Prevalent in yesterday's news was the decision of President Obama and Attorney General Eric Holder to discontinue its defense of the Defense of Marriage Act ("DOMA") in two cases pending in District Courts in the Second Circuit. Both cases involved couples who were legally married in a State where same-sex marriages are permitted, but who were denied certain benefits of their marriages under Federal law.
In a letter to Congress, Attorney General Holder set forth the Department of Justice's ("DOJ") conclusion that a crucial provision of DOMA was unconstitutional and, thus, indefensible. Although that decision was obviously celebrated by supporters of same-sex marriage, its long-term effects remain indeterminable. Neither President Obama nor the Attorney General have the power to repeal DOMA, and unless and until there is a definitive court decision striking it as unconstitutional or Congress itself repeals DOMA, DOMA remains in effect.
Indeed, Attorney General Holder's letter provides that the Executive Branch will continue to enforce DOMA, even though it would decline to defend a crucial provision thereof.
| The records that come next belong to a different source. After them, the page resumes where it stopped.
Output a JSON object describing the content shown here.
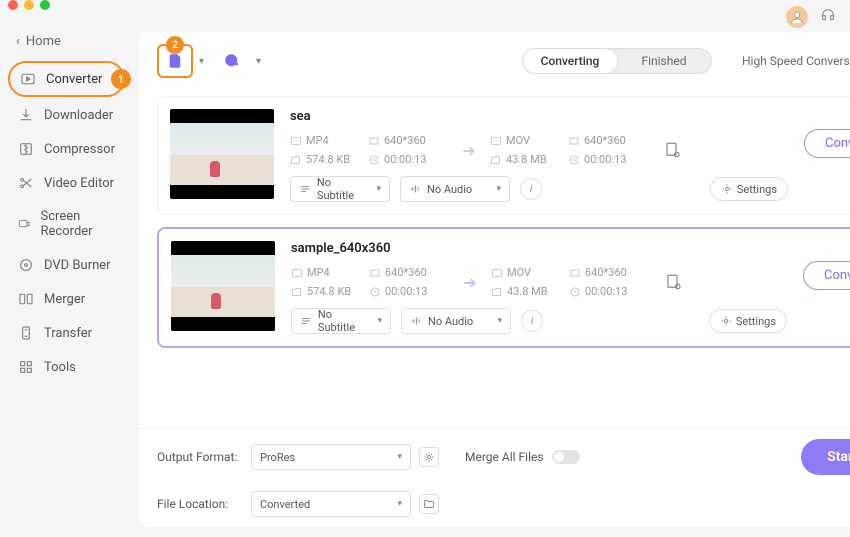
{
  "header": {
    "back_label": "Home"
  },
  "sidebar": {
    "active_badge": "1",
    "items": [
      {
        "id": "converter",
        "label": "Converter",
        "active": true
      },
      {
        "id": "downloader",
        "label": "Downloader"
      },
      {
        "id": "compressor",
        "label": "Compressor"
      },
      {
        "id": "video-editor",
        "label": "Video Editor"
      },
      {
        "id": "screen-recorder",
        "label": "Screen Recorder"
      },
      {
        "id": "dvd-burner",
        "label": "DVD Burner"
      },
      {
        "id": "merger",
        "label": "Merger"
      },
      {
        "id": "transfer",
        "label": "Transfer"
      },
      {
        "id": "tools",
        "label": "Tools"
      }
    ]
  },
  "toolbar": {
    "add_file_badge": "2",
    "tabs": {
      "converting": "Converting",
      "finished": "Finished"
    },
    "high_speed_label": "High Speed Conversion"
  },
  "items": [
    {
      "title": "sea",
      "src": {
        "format": "MP4",
        "resolution": "640*360",
        "size": "574.8 KB",
        "duration": "00:00:13"
      },
      "dst": {
        "format": "MOV",
        "resolution": "640*360",
        "size": "43.8 MB",
        "duration": "00:00:13"
      },
      "subtitle": "No Subtitle",
      "audio": "No Audio",
      "convert_label": "Convert",
      "settings_label": "Settings",
      "selected": false
    },
    {
      "title": "sample_640x360",
      "src": {
        "format": "MP4",
        "resolution": "640*360",
        "size": "574.8 KB",
        "duration": "00:00:13"
      },
      "dst": {
        "format": "MOV",
        "resolution": "640*360",
        "size": "43.8 MB",
        "duration": "00:00:13"
      },
      "subtitle": "No Subtitle",
      "audio": "No Audio",
      "convert_label": "Convert",
      "settings_label": "Settings",
      "selected": true
    }
  ],
  "footer": {
    "output_format_label": "Output Format:",
    "output_format_value": "ProRes",
    "file_location_label": "File Location:",
    "file_location_value": "Converted",
    "merge_label": "Merge All Files",
    "start_label": "Start All"
  }
}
In addition, the DOJ expressly left it to Congress to assume the defense of DOMA in the pending legal actions. Many commentators believe that at least some members of Congress will take over defense of DOMA. It is, therefore, unlikely that DOMA will be undefended in these existing lawsuits. And, of course, the final judicial determination on DOMA's constitutionality is mere speculation.
Another open question is whether any state will attempt to defend DOMA or attack any effect of DOMA's repeal on their own laws through legal action. Thirty-nine states currently have either provisions in their own constitutions preventing same-sex marriages or their own versions of DOMA. Some of these states may very well resist any requirement that they recognize same-sex marriages performed in other states, a requirement that DOMA expressly exempts from the full faith and credit clause of the Constitution. Thus, even if DOMA is ultimately repealed or found unconstitutional, individual states might successfully defend their current opposition to same-sex marriages.
In sum, while President Obama's and Attorney General Holder's unusual decision not to defend constitutional challenges to an existing law certainly strengthens the quest for legalization of same-sex marriages, its ultimate effect, particularly in those states with Constitutional prohibitions against them, remains unknown.